Patience is still a virtue

Whether you’re aware of it or not, I’m certain you’ve heard Nikolai Rimsky-Korsakov’s “Flight of the Bumblebee” at some point in your life. There are many days when it feels like my brain operates in perfect synchronicity with the orchestral interlude. My mother always jokes that I 8-20 Page 4A.inddhave “flight of ideas” but I don’t think it is much of a stretch some days.

I wish I could count the number of ideas that flutter through my mind in any given period of time. And I tell you this only because I have had about 10 different thoughts upon which to base my column this week, and I was thinking it would be neat if I could arrange them all into some type of cohesive, wordsmithed casserole. The busier and more overwhelmed I am, the more the ideas pour forth like a rush of water escaping the confines of its dam.

For the sake of time and holding your interest, I suppose I need to focus on one idea and move forward. Here we go: It is difficult to teach children the value of patience, waiting and working toward something, when we live in a society that is inundated with opportunities for instant gratification.

One of the greatest parts of the Christmas season when I was a child was the promise of seeing my favorite Christmas cartoons (for lack of a better word) that ran on television only once a year. Rudolph, Frosty the Snowman, A Charlie Brown Christmas and how The Grinch Stole Christmas were among my favorites.

As a child, I distinctly remember scouring the pages of the TV Guide that was included in Sunday’s newspaper so I would know the exact date and time these specials would air on television. If I missed Rudolph on the day and time it aired, I had to wait until next year, because there wasn’t a DVR and the program wasn’t syndicated on multiple channels.

Today we can walk into any Wal-Mart and find DVD copies of these Christmas classics to watch year–round. Just pop the disc of Frosty the Snowman into the DVD player and, voila, it is Christmas in July. While I appreciate the accessibility technological advances have allowed us, in many ways I also believe that it has stunted our growth in other areas — like learning and practicing patience.

It is difficult to teach children that there are special things in life worth waiting for when our society offers these things instantly with one stroke of a key, one click of a mouse or a push of the play button on the DVR. I want my daughters to learn that there are thing in life worth waiting for, and that there is great value in working hard for the things we want most.

Know that I am not a perfect parent by any stretch of the imagination, but I try diligently to instill in my daughters those values that were passed on to me by my mom and grandparents. To this end, I make it a point to say “no” even when I would really like to say “yes” or indulge my girls in something they want immediately.

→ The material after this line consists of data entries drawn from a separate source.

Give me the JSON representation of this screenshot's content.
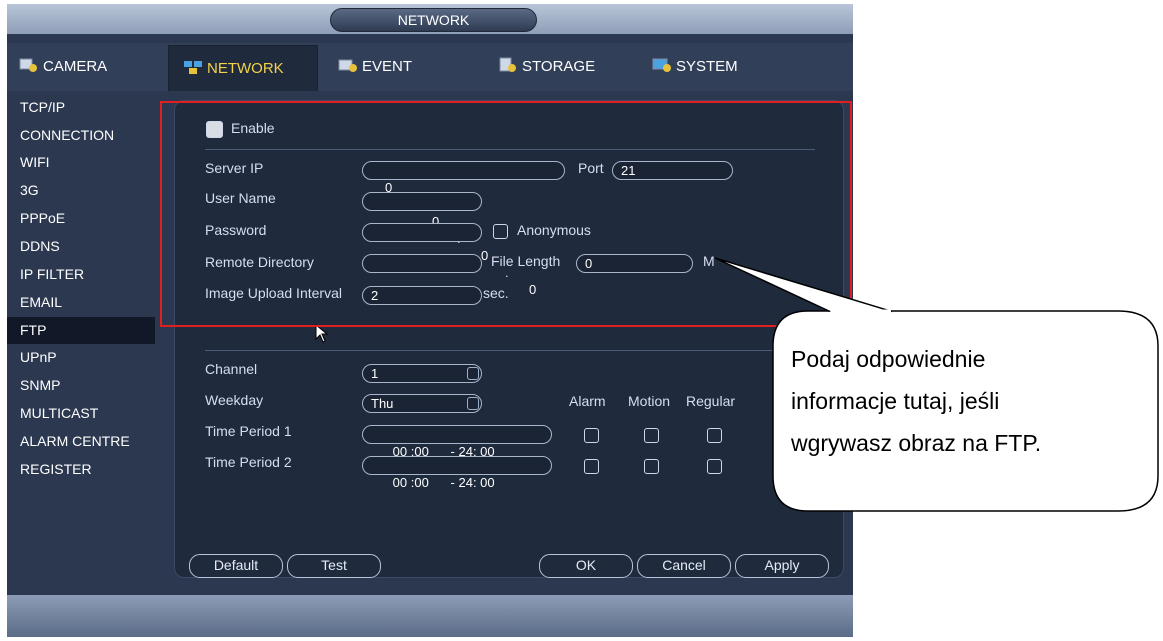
{
  "window": {
    "title": "NETWORK"
  },
  "tabs": [
    {
      "label": "CAMERA",
      "icon": "camera-settings-icon"
    },
    {
      "label": "NETWORK",
      "icon": "network-icon"
    },
    {
      "label": "EVENT",
      "icon": "event-icon"
    },
    {
      "label": "STORAGE",
      "icon": "storage-icon"
    },
    {
      "label": "SYSTEM",
      "icon": "system-icon"
    }
  ],
  "sidebar": {
    "items": [
      "TCP/IP",
      "CONNECTION",
      "WIFI",
      "3G",
      "PPPoE",
      "DDNS",
      "IP FILTER",
      "EMAIL",
      "FTP",
      "UPnP",
      "SNMP",
      "MULTICAST",
      "ALARM CENTRE",
      "REGISTER"
    ],
    "selected": "FTP"
  },
  "ftp": {
    "enable_label": "Enable",
    "server_ip_label": "Server IP",
    "server_ip": [
      "0",
      "0",
      "0",
      "0"
    ],
    "port_label": "Port",
    "port_value": "21",
    "user_name_label": "User Name",
    "user_name_value": "",
    "password_label": "Password",
    "password_value": "",
    "anonymous_label": "Anonymous",
    "remote_dir_label": "Remote Directory",
    "remote_dir_value": "",
    "file_length_label": "File Length",
    "file_length_value": "0",
    "file_length_unit": "M",
    "upload_interval_label": "Image Upload Interval",
    "upload_interval_value": "2",
    "upload_interval_unit": "sec."
  },
  "schedule": {
    "channel_label": "Channel",
    "channel_value": "1",
    "weekday_label": "Weekday",
    "weekday_value": "Thu",
    "col_alarm": "Alarm",
    "col_motion": "Motion",
    "col_regular": "Regular",
    "periods": [
      {
        "label": "Time Period 1",
        "start_h": "00",
        "start_m": "00",
        "end_h": "24",
        "end_m": "00"
      },
      {
        "label": "Time Period 2",
        "start_h": "00",
        "start_m": "00",
        "end_h": "24",
        "end_m": "00"
      }
    ]
  },
  "buttons": {
    "default": "Default",
    "test": "Test",
    "ok": "OK",
    "cancel": "Cancel",
    "apply": "Apply"
  },
  "callout": {
    "lines": [
      "Podaj odpowiednie",
      "informacje tutaj, jeśli",
      "wgrywasz obraz na FTP."
    ]
  },
  "colors": {
    "window_bg": "#2b3850",
    "highlight_border": "#e02020",
    "selected_item_bg": "#111827"
  }
}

I’ve learned to be perfectly OK with them thinking that I am “mean” when I enforce boundaries, because I hold on to the hope that they will appreciate the structure when they are mothers. “No” is not a bad word. Neither is “not today” or “not right now.”

Most of us parents want our children to be happy. Many of us want to give them all the things we didn’t have when we were children. Part of helping our children become happy, well-adjusted adults is teaching them when they are young that there are limits.

Despite the fact we live in a world where everything is so easily accessible and with lightning-fast speed, patience is a virtue worth practicing because there are still some things in life — like love and friendships — that take time to develop and nurture and should be prized as something special that comes along only once a season.